By Will Whaley

The Selma Times-Journal

A group of concerned old town citizens gathered Sunday night to talk about one thing: the safety of their community.

The meeting, organized by Diana DiMaggio, discussed security camera options and ways to make their homes and themselves less of a “hard target.”

Wanda Williams, a resident of old town for almost 23 years, talked about how her house was robbed on Wednesday, May 30.

“I am normally at home all the time,” she said. “My daughter had graduated from Selma High School, my oldest child who lives in Tennessee, came and got her for the summer. That is what is so strange because usually my daughter and I are there.”

Williams said that she had family members that were 95-years-old that lived nearby her, and they had asked her to stay the night with them.

“My uncle has dementia, and I told my aunt and uncle I would go spend the night with them,” she said. “I went to bible study that night, came home, grabbed my bag and got in my vehicle around 8:15 p.m.

“I came home the next morning, and I heard my alarm clock was going off,” she said. “I opened up the door, and I see wires hanging throughout the house. I didn’t know if anybody was in the house or not. All of a sudden just because my car wasn’t there, they decided to hit my house. There are people who are watching us, and they know our habits, and they have known my habits for years obviously for them to just hit my house.

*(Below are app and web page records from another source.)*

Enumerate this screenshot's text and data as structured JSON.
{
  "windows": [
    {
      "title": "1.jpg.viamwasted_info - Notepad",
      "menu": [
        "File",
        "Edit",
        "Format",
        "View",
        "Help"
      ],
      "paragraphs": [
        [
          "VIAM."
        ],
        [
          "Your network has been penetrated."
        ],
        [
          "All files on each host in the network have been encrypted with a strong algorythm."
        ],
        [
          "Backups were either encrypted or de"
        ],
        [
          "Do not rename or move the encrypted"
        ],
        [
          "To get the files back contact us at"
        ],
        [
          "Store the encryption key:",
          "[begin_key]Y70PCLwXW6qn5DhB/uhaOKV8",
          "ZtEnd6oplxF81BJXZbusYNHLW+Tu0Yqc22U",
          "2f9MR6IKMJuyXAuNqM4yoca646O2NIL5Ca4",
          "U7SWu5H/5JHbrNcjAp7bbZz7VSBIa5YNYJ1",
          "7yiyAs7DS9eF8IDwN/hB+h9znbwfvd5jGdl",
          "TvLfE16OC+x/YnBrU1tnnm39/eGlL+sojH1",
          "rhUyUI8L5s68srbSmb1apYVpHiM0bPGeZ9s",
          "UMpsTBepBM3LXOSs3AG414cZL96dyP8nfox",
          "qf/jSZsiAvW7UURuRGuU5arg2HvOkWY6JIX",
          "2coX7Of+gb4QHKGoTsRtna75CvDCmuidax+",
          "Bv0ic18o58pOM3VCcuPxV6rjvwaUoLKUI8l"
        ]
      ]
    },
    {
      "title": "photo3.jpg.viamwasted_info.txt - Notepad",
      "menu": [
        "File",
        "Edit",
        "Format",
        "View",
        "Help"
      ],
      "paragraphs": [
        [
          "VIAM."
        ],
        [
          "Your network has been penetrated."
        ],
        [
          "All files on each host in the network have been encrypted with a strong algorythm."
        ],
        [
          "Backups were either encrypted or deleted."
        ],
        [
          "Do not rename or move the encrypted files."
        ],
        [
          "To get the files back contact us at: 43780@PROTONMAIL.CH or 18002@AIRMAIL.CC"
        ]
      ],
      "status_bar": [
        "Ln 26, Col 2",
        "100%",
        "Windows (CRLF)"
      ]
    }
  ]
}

“They came in and took all my electronics,” she said. “They did not trash my house. They just went in room to room, and took all the electronics. They even took my remotes for the televisions. It was unbelievable.”

Two days later, she visited the same aunt and when she returned to her home, there was a truck pulled up to her back door.

“Come to find out, my next-door neighbor, who I haven’t met so you need to know who your neighbors are, had a friend that pulled the truck up to my yard instead of parking on their own property. I thought that was kind of weird. It was pulled up to the door that got kicked in.

“I was not OK for the first few days, but now I’m OK. It really scared me and I asked why this truck was in my yard. For somebody to break into my home is pretty terrifying. You feel invaded. I thank God that my daughter was not there. They could have kicked the door in on her, and that is what’s dangerous.

“I am one of the first ones to call the police when I see strange things, so stay safe, and be aware of your surroundings because they are watching you,” Williams said. “I applaud the police. I know they have a hard, tough job, and I personally think they are doing the best they can. That is why I think it is important to have these groups to help them out as well because they can’t do it on their own.

“A lot of times people breaking in are people we know,” Williams said.

“It is events like this which is why we started organizing groups like this,” she said. “I have not been involved with Neighborhood Watch before. A week ago I had someone come out to install ADT systems, and the man installing the equipment said he remembered how the neighborhood used to be.

“This is the first time I have ever been to Selma,” DiMaggio said. “I didn’t grow up here, but I know many people have. A lot of people that same memory, and that is part of our more strategical part of the group is how to make Old Town safe again? That should be our motto. We want to organize and see if we can help achieve that goal.”

DiMaggio presented a map of the Old Town community, and organized each block with a block captain.

“Our short term strategic goal is to get all of our block captains in place so that everybody does know their neighbors,” said DiMaggio. “Phone trees should be very easy to set up. I am not the most technical person, but that is just one way we want to get organized.”

DiMaggio also talked about getting the city officials involved as well.

“That is their number one job to keep us safe, and it is not acceptable to have two women one a block away and another across the street in the last two and a half months to be robbed at gunpoint,” she said. “That is just not acceptable and it is not safe. So the question is how do we protect each other?”

DiMaggio said that security cameras would be a big help with safety.

Dr. Brendon Wyatt presented research he had done on different surveillance cameras and security systems.

“They all have pros and cons,” said Wyatt. “But I recommend getting whatever you can afford because we will all have to use our own money for these purchases.”

Wyatt said like the block captains, that the type of camera systems, where they would be installed and how many should be a well-defined objective for everyone in the neighborhood watch group.

“This has gone too far,” said DiMaggio. “Nobody will want to live or stay here. We also talked about personal safety and training especially for us as women.”